Opera Holland Park is suddenly fashionable, even people who have never been near it writing about how wonderful they hear it is and vowing to go, while as usual those of us who have been saying that since it started in 1996 ask ourselves what makes us so implausible that we aren’t taken seriously on such matters, if at all. OHP has made a speciality of so-called verismo operas, though what is ‘true’ about Giordano’s Fedora I wouldn’t like to say. Although it ostensibly deals with Russian ‘nihilists’, mention of them obtrudes in the text with grotesque irrelevance.
It has become a vehicle for prima donnas in the afternoon of their careers, and I think that fairly describes Yvonne Kenny, who takes the title role with dignity and pathos, if not with as much passion as it calls for. Kenny, distinguished artist that she is, does tend to play roles as if they were all the Marschallin, with brave regret and an understanding which all around her lack. But in the love scenes with Aldo Di Toro, who plays her traduced and betrayed lover Loris, she can no longer summon the large quantities of tone required. He can, and he all-told was the star of the evening, the kind of lyric tenor that one sometimes becomes desperate to hear.
What was a moderately enjoyable evening could have been more than that if the conductor, Brad Cohen, had been more idiomatic and above all had got the orchestra to play passionately, rather than with Gallic refinement. In Giordano abandon is all, and sometimes it seemed as if we were being given a lesson in tastefulness.
I have no complaints at all about the musical side of Welsh National Opera’s Mazepa, which I saw in the elegant comfort of Birmingham’s Hippodrome Theatre, recommended for anyone who wants a refuge from oppressive heat. Mazepa, which is not one of Tchaikovsky’s masterworks, but well repays the occasional airing, was sung in excellent Russian by an international cast, the two female roles being taken by native speakers, the male roles not. The conductor is Alexander Polianichko, a dynamic and effective figure, under whom the orchestra played with demonic intensity. Both the overlong overture and the stormy, battle-depicting prelude to Act III were sensational in articulation and violence — I’d love to hear Polianichko take on Fedora — while making it clear that this is not vintage Tchaikovsky. One contemplates this excited music without becoming involved with it, which is just the opposite of the Tchaikovsky we all love.

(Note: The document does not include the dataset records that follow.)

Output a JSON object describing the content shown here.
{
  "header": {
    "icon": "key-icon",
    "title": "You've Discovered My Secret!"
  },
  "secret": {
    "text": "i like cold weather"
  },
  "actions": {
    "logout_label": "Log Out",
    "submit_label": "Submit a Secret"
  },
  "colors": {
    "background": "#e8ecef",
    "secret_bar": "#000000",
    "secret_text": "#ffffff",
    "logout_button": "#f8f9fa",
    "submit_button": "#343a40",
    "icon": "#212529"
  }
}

The work — a long one — is in six scenes, with no straightforward narrative structure, something that seems not to have interested the composer. This is lyrical epic, Ukrainians in revolt against Peter the Great, though of course as with all the Russian epic operas he couldn’t be depicted. The title figure is one towards whom Tchaikovsky seems to have felt an odd ambivalence. He is responsible for the torture and death of the other main male, Kochubei, who is understandably uneasy about Mazepa’s love for his daughter Mariya, an adolescent (she returns his love), and has betrayed Mazepa to the Tsar. At the end of the opera Mazepa wanders off, with no indicated future, leaving Mariya, who has gone mad, after he has disposed of the young tenor who is in love with her.

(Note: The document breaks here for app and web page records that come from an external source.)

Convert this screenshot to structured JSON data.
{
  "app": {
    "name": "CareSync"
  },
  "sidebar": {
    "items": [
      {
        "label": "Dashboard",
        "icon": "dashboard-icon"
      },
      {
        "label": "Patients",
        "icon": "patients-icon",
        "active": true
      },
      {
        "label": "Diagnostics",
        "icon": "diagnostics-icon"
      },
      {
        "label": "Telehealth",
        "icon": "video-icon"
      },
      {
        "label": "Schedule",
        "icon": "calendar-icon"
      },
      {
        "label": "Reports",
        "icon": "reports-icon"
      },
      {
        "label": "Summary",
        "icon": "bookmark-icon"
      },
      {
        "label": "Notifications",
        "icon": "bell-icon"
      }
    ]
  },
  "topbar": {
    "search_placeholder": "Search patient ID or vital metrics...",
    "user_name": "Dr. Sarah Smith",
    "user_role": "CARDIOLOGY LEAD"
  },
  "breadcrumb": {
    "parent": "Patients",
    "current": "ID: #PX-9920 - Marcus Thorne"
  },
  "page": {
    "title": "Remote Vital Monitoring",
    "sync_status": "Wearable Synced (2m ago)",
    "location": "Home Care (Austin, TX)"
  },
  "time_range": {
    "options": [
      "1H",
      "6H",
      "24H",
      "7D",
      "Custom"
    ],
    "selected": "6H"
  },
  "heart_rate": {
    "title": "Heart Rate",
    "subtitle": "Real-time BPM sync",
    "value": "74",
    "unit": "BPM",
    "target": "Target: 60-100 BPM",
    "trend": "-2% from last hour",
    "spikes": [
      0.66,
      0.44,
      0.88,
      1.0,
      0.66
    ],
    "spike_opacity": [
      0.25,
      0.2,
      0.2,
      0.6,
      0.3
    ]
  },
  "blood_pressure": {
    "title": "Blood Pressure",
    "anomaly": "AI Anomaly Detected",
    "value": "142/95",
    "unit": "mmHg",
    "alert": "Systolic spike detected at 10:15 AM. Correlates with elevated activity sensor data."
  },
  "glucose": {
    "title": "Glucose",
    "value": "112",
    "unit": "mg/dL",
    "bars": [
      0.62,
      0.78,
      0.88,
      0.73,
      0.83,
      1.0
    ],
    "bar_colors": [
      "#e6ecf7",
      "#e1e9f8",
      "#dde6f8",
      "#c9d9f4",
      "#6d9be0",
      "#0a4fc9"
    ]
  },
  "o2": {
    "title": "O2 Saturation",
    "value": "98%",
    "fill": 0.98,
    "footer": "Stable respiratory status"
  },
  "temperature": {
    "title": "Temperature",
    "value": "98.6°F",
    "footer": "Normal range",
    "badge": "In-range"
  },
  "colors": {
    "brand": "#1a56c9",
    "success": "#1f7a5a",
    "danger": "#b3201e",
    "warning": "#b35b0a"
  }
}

Trait-spotters will have noted that Mariya and Mazepa sound pretty similar to Tatyana and Gremin in Eugen Onegin, and it seems that Tchaikovsky did warm to generations gaps between lovers. But in Mazepa he failed to get completely inside any of the characters with the exception of Mariya, who emerges as one of his most sympathetic creations. Fortunately Tatiana Monogarova, who takes the part in this production, is a quite marvellous singer, and in the opening scene the most convincingly girlish actress I’ve seen for a long time. Excitement, anticipation, impatience, were perfectly realised in this otherwise prolix scene. As the going got tough, she went on singing just as beautifully and passionately, but her acting became Russian-stereotyped, and her mad scene was mainly flapping limp wrists, though if you closed your eyes it was extremely moving.
The other woman, her mother Lyubov, taken by Marianna Tarasova, was sung just as well and was a fine acting performance, too, so it is possible to break the mould. The men suffer from disfiguring hair-dos, but Robert Hayward is a towering Mazepa, his voice in bigger and better shape than I have ever heard it. Gidon Saks, always thrilling, is a mountainous but finally poignant Kochubei, and in Hugh Smith, the ineffectual Andrei, WNO have a tenor they mustn’t let go of.
The pair Caurier and Leiser produce it — set sometime in the last 50 years, so vaguely ‘relevant’. This is very much one of those shows, to which they are increasingly inclined, where they let the singers do their own thing, which in this case was quite often all right, but they could and should have pulled it together more. There is too much scenery and it takes too long to move, without, in the last scene, looking faintly convincing. Even so, this is very much worth a visit.